Required action => Which lines in the records below mention the word "shown"? Copy each one out.

Dataset excerpts section start

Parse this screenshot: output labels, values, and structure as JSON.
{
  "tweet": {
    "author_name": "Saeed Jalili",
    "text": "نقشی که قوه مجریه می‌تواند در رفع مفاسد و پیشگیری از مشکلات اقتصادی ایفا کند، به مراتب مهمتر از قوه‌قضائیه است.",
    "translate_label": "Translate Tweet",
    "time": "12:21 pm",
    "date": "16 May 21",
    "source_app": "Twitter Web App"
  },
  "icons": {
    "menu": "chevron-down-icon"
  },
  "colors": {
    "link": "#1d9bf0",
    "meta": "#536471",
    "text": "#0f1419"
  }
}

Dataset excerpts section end
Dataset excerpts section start

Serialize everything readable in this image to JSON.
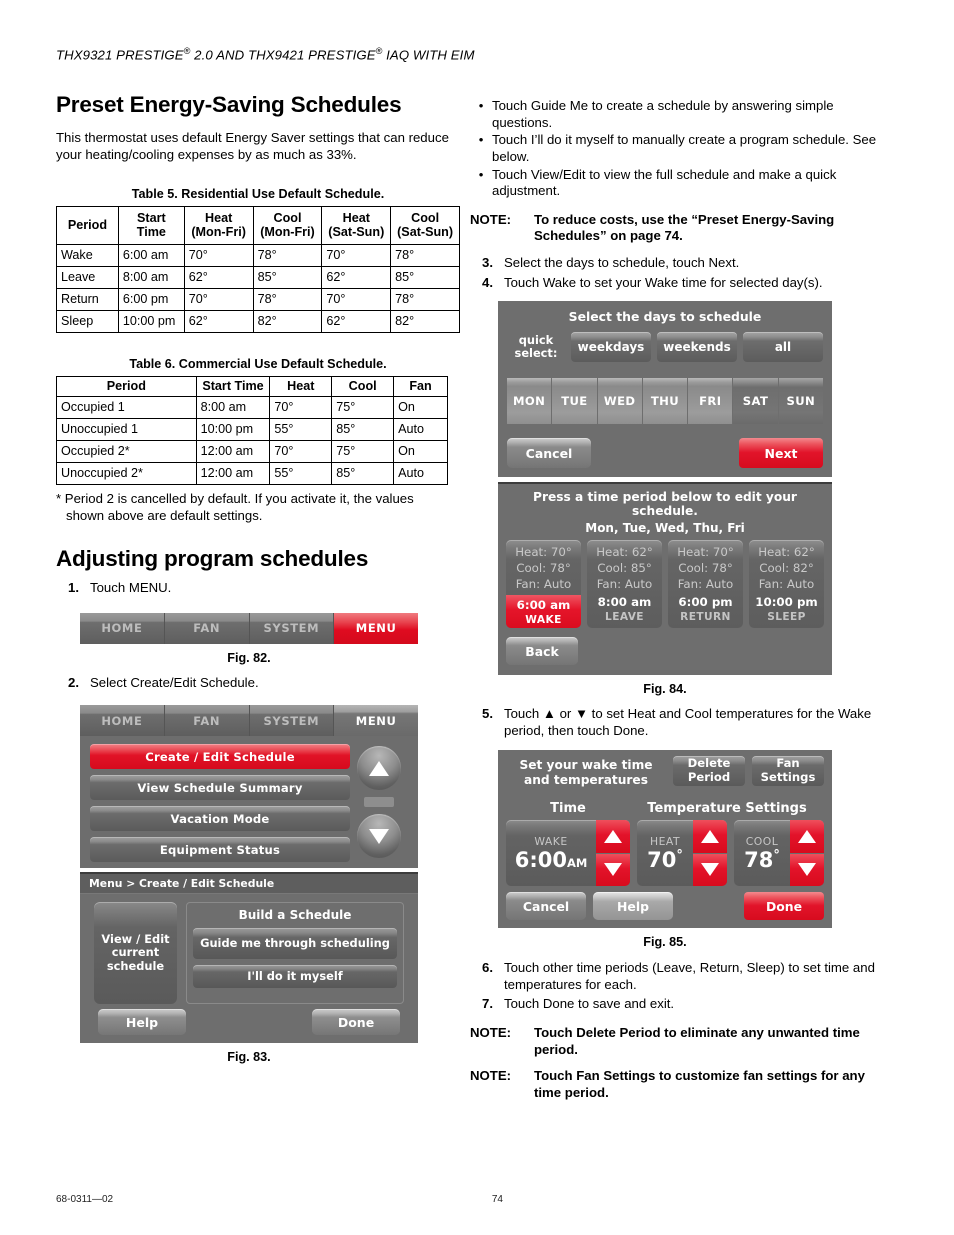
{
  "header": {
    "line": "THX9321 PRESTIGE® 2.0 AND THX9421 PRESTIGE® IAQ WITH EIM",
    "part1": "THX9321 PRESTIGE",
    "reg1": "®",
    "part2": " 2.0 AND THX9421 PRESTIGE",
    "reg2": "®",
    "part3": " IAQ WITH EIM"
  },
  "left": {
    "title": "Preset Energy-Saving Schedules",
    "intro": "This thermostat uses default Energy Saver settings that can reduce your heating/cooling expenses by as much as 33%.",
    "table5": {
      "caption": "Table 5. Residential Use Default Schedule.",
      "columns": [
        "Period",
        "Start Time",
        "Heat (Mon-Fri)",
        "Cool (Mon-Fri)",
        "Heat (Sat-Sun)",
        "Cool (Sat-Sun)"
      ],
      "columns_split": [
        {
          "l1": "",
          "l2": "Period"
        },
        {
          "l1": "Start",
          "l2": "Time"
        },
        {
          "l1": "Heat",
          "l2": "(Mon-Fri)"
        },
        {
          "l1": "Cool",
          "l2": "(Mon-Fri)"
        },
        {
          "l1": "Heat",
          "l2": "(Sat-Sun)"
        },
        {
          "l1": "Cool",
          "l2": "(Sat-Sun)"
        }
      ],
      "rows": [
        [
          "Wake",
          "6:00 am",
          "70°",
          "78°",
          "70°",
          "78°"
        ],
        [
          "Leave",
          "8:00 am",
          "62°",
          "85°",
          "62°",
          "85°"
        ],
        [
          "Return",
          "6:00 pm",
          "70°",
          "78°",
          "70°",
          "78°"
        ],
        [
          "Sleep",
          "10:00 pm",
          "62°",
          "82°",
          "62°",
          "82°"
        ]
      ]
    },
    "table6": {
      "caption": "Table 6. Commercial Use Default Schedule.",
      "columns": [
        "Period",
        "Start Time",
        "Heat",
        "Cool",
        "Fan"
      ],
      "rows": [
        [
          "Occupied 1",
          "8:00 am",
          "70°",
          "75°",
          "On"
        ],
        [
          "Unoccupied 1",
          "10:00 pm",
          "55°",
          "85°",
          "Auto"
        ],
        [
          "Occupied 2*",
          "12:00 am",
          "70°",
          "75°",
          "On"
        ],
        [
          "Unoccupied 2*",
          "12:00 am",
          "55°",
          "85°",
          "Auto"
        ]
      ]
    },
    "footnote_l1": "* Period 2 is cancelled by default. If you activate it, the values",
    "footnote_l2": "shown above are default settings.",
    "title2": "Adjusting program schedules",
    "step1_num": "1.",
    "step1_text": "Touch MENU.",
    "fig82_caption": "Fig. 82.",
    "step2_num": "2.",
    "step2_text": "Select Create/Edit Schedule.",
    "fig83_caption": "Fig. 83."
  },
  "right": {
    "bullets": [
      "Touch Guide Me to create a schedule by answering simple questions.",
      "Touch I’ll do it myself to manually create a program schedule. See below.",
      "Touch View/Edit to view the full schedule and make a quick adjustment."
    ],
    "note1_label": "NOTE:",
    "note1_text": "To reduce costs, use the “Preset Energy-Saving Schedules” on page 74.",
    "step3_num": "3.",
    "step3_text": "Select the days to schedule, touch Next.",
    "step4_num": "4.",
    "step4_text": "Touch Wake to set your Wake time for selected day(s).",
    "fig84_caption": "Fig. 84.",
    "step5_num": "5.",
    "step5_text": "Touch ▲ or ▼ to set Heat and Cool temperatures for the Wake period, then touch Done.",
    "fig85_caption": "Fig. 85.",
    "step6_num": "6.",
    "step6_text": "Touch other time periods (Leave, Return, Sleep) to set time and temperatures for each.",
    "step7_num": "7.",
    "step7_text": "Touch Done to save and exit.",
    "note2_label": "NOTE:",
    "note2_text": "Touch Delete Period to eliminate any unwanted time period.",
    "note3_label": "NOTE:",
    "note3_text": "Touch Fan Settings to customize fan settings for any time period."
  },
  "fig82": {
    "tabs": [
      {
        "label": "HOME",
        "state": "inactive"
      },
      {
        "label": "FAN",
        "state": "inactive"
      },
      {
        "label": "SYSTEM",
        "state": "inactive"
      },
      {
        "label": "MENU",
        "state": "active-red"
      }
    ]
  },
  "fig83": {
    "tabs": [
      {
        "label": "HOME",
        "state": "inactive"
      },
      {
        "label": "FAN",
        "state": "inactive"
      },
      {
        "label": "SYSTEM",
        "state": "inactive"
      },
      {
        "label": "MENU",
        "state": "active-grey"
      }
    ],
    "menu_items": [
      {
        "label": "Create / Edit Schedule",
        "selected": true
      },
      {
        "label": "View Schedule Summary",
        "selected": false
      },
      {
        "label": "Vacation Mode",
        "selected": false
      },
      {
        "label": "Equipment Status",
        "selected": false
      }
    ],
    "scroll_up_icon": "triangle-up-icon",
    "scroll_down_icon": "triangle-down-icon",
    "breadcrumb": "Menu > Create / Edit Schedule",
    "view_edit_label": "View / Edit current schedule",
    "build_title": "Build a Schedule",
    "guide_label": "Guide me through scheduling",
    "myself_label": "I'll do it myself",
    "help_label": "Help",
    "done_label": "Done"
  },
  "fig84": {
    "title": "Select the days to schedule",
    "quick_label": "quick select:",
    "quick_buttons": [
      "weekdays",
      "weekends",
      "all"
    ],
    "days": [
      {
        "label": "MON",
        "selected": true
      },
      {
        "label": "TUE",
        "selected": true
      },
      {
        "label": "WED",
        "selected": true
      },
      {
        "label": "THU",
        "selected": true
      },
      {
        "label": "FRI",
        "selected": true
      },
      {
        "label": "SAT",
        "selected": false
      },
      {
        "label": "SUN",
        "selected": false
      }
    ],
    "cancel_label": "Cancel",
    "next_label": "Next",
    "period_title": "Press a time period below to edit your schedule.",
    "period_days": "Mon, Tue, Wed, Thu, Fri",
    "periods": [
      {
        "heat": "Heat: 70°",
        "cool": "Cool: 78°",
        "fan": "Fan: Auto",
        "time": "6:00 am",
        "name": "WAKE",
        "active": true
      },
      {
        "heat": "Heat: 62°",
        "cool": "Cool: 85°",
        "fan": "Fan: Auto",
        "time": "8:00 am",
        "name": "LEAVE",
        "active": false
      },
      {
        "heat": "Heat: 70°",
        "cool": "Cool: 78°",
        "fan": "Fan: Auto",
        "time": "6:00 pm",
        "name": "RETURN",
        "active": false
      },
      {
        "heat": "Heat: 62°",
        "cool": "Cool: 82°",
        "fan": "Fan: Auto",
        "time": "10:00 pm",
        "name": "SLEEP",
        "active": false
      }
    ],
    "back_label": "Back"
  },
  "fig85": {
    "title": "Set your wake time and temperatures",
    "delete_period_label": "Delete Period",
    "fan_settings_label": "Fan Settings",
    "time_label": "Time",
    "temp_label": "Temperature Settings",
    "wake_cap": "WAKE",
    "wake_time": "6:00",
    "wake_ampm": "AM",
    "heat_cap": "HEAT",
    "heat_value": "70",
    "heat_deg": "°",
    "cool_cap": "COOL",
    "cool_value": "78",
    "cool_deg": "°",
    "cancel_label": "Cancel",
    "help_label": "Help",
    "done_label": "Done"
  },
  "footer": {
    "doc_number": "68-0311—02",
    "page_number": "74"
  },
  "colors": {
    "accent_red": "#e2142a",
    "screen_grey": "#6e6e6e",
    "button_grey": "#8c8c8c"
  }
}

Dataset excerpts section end
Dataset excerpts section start

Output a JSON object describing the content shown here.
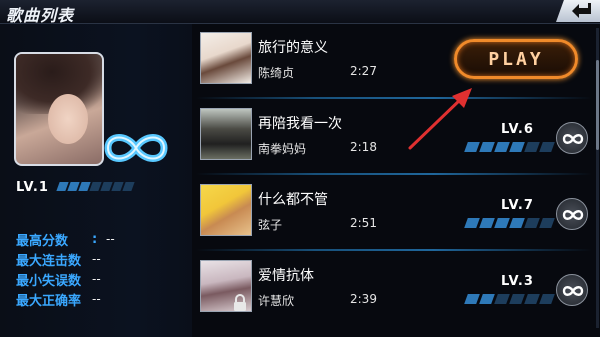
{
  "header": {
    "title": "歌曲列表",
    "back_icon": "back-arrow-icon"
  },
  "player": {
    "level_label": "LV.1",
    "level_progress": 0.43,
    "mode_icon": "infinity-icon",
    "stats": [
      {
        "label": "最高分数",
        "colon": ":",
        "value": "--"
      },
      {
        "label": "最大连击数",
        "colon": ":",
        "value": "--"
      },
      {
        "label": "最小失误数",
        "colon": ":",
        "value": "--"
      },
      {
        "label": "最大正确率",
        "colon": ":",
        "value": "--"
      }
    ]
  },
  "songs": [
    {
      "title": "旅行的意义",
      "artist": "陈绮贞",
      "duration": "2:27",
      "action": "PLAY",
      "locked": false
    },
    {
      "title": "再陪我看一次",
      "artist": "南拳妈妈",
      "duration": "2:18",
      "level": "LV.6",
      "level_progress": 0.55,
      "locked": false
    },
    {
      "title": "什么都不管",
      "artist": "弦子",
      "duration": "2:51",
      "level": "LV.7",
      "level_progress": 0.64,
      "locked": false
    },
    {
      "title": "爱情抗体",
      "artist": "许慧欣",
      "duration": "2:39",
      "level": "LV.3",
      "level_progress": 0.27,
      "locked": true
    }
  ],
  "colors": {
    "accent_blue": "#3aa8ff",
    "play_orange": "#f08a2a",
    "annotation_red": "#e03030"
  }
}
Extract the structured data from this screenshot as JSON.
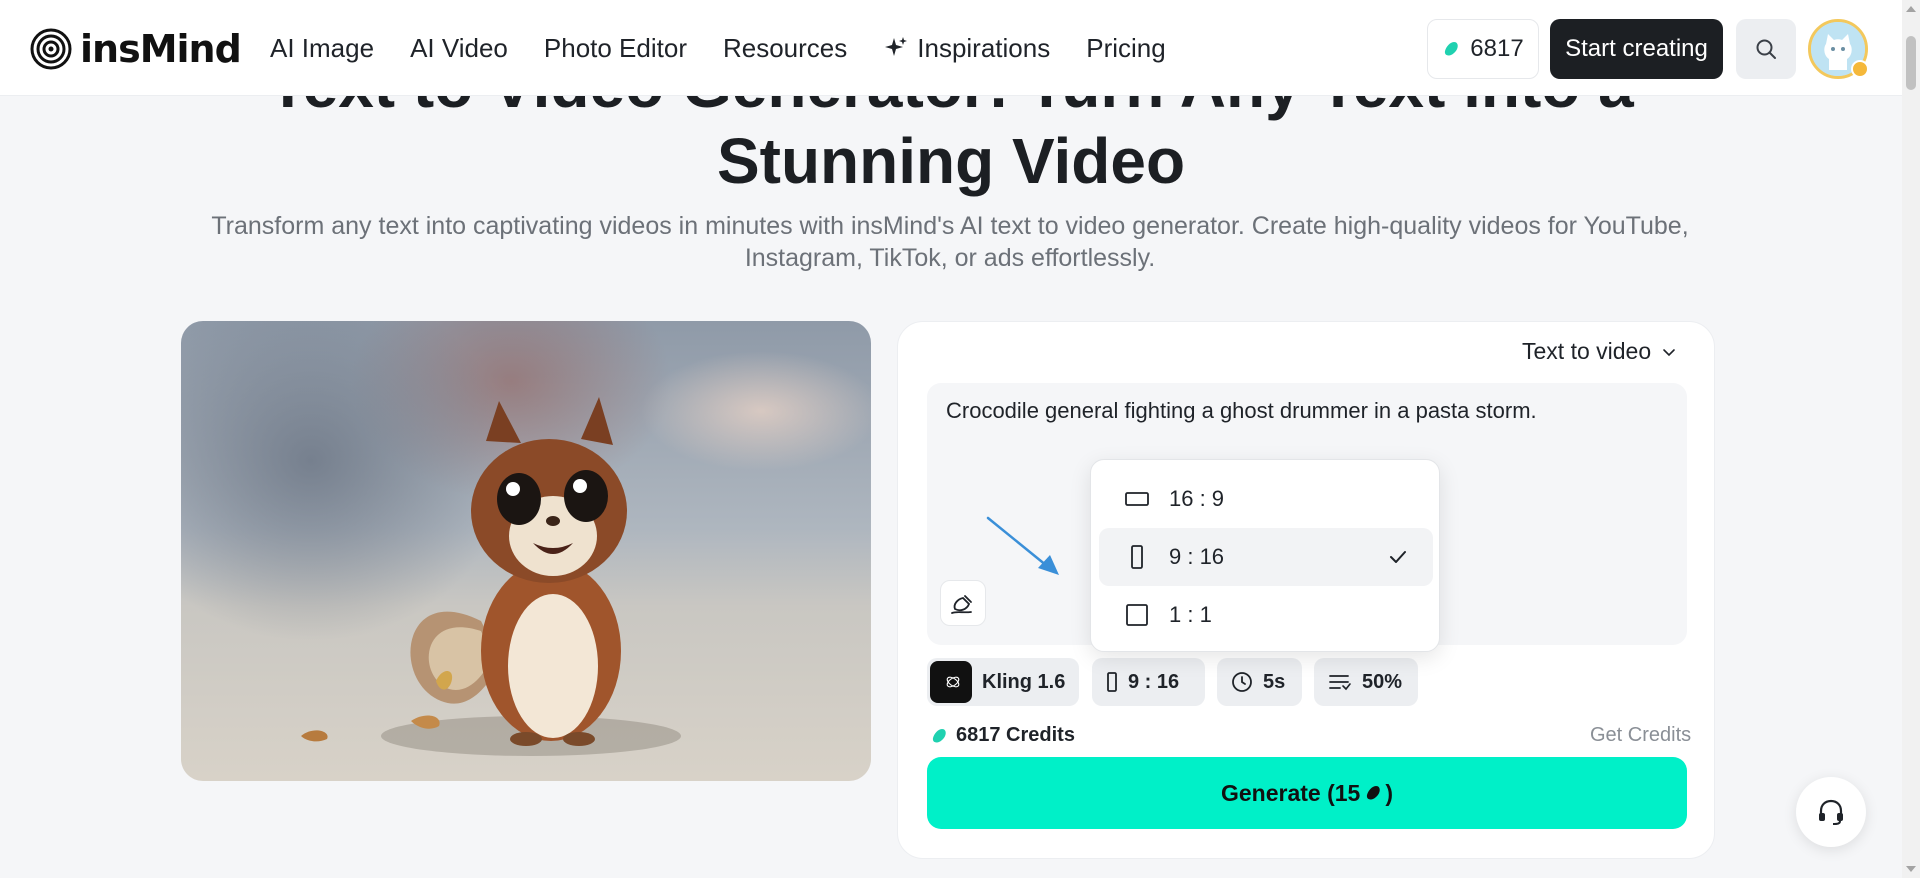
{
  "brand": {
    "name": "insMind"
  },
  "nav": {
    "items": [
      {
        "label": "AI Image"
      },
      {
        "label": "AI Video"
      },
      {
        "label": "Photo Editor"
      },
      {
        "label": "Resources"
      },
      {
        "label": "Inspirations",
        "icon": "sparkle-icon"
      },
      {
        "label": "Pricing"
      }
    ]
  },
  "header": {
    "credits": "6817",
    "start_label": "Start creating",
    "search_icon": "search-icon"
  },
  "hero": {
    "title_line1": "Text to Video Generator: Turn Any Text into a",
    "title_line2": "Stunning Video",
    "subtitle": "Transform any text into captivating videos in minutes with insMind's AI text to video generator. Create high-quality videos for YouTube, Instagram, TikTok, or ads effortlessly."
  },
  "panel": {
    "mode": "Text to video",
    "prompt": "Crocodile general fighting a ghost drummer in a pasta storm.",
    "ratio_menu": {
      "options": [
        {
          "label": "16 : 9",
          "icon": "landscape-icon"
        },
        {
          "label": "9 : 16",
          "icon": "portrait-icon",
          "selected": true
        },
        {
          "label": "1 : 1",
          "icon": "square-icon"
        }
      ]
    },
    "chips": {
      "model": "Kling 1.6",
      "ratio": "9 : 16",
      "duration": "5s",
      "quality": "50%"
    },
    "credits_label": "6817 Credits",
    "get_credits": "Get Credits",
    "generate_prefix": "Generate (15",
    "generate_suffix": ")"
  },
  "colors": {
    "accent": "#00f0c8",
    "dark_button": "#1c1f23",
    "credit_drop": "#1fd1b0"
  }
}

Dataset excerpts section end

Output of the task =>
    "footnote_l2": "shown above are default settings.",
Output a JSON object describing the content shown here.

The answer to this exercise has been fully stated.